Of course, we went to the front desk to figure out the situation, but they informed us that there were no other rooms available and that this 10th would not be able to stay at the hostel at all. One of our members took a 20 dollar bribe from the front desk to sleep on a couch in the hallway, allowing said 10th to sleep in our room. None of us were very excited by this, as now our valuables were potentially at risk, but we had little choice, other than to berate the member who gave up his slot which we obviously did.
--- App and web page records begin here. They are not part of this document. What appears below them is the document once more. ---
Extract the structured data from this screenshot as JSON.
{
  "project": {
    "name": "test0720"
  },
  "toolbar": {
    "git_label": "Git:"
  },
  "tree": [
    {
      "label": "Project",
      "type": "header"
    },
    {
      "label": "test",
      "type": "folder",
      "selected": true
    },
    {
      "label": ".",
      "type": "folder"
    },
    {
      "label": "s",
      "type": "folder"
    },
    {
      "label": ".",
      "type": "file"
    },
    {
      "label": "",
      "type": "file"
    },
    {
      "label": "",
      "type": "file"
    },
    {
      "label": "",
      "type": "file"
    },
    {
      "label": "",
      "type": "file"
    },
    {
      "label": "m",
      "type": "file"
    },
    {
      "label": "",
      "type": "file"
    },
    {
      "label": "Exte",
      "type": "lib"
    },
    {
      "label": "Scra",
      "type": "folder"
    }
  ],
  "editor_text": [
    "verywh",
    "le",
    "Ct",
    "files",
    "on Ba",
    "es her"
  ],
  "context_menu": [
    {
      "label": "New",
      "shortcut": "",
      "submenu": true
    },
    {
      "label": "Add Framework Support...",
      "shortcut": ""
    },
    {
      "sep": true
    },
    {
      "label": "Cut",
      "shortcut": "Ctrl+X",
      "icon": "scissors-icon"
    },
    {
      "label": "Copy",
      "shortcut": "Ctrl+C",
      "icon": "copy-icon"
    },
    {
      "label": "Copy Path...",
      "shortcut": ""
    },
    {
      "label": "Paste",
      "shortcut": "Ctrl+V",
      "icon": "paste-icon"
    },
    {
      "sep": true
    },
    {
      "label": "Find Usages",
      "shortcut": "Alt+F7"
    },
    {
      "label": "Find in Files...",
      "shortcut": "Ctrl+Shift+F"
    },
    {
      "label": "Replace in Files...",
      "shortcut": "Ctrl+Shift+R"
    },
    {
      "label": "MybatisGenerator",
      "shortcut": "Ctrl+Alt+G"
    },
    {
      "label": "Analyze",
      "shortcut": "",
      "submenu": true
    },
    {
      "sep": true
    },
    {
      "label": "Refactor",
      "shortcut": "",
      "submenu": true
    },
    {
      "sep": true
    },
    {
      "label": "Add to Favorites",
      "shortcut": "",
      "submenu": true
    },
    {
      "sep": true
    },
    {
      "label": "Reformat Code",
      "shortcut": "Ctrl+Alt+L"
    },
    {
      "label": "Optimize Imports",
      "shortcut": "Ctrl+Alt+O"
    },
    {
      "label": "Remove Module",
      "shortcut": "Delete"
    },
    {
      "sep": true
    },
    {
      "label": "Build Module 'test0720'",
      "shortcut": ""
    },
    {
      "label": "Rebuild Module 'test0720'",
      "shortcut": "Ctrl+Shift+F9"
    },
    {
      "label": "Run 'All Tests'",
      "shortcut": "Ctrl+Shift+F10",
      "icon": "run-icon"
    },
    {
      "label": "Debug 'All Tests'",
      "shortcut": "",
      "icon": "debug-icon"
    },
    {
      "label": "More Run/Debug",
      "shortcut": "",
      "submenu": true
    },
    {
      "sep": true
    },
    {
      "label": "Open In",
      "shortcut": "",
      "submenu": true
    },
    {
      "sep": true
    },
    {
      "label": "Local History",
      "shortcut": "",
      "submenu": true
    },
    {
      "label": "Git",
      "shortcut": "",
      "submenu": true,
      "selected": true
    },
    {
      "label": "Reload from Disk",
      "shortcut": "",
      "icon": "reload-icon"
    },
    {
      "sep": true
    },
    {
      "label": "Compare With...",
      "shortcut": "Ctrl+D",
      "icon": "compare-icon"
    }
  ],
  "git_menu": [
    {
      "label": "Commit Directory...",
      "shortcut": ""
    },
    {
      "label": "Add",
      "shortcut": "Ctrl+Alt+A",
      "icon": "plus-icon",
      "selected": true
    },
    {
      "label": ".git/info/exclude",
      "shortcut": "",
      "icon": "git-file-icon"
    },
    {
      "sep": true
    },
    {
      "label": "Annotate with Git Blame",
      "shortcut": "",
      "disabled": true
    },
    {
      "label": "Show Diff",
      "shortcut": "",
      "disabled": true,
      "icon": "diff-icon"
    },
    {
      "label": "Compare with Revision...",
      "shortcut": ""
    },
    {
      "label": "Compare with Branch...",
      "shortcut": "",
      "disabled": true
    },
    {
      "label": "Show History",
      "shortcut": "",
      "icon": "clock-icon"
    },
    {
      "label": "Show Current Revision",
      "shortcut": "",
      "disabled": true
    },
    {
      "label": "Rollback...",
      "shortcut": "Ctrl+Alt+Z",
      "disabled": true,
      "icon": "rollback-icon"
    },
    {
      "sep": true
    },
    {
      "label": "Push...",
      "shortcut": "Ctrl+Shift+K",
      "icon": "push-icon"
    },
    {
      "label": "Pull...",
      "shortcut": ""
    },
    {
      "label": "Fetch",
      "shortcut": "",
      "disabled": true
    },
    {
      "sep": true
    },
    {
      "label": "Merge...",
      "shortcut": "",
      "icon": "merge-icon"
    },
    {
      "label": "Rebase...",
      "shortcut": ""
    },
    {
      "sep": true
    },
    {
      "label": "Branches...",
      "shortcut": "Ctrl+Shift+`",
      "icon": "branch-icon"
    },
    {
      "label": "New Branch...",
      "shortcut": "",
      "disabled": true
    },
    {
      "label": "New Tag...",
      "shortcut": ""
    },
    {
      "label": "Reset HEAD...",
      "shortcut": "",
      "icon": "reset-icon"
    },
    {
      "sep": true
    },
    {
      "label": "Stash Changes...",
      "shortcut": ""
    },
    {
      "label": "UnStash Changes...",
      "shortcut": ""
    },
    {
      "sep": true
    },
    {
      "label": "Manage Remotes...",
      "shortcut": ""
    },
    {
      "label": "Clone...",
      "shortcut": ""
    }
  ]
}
Turns out, this stranger’s name was Rusty, which was only odd due to his age, which came in at something like 65 years old; an odd age to still maintain the name Rusty, but c’est la vie. Rusty ended up getting to about 2 in the morning before the staff stormed up and told him they booked a different stranger in his bed and that he should leave immediately. In came the newest member of the hostel, who we quickly dubbed Trusty.
Trusty ended up not showing up until the next afternoon, meaning Rusty was kicked out of the hostel for no apparent reason. Musical beds did not end there however, as the hostel decided to double book another one of our parties beds to a 3rd stranger, who we couldn’t resist calling Machete. Our friend ended up staying in a hotel the remaining two nights, as Machete rolled around in his bed, happy as can be. Machete actually turned out to be the worst, as he performed the most sinful of acts for a 6 person room and clogged up the toilet via “natural” methods.
Despite the chaos back at the hostel, there was still Magic to be played. I had decided to enter the sealed side event for an Xbox and was handed one of the most disgusting pools I have ever seen, resulting in the following deck.
While the mana was awkward, as B/W normally is, this was sealed, meaning I had plenty of time to recover from any mana issues as opposed to draft, which usually ends before you pick yourself up after a stumble. Even the few games where I was restricted off of a color, the power level of the cards I could cast were more than sufficient to either buy me time, or just go ahead and win the game on their own. I ended up taking home an Xbox, which was a nice consolation after bombing out of the Pro Tour, although it was much more difficult to bring home than a check would have been.
The back to back trip was definitely memorable, so there are no complaints. I am looking forward to Houston and will likely be attending a cash tourney or two before then. As for now, the PTQ grind should start back up on its regular schedule now that there is a short break in premier events. Madrid would be fun although a bit expensive for just a Grand Prix, which means I will not be attending. LSV will though and of course some major congratulations need to go out to him as he continued to demonstrate his mastery of the game at the Pro Tour. Thanks for reading.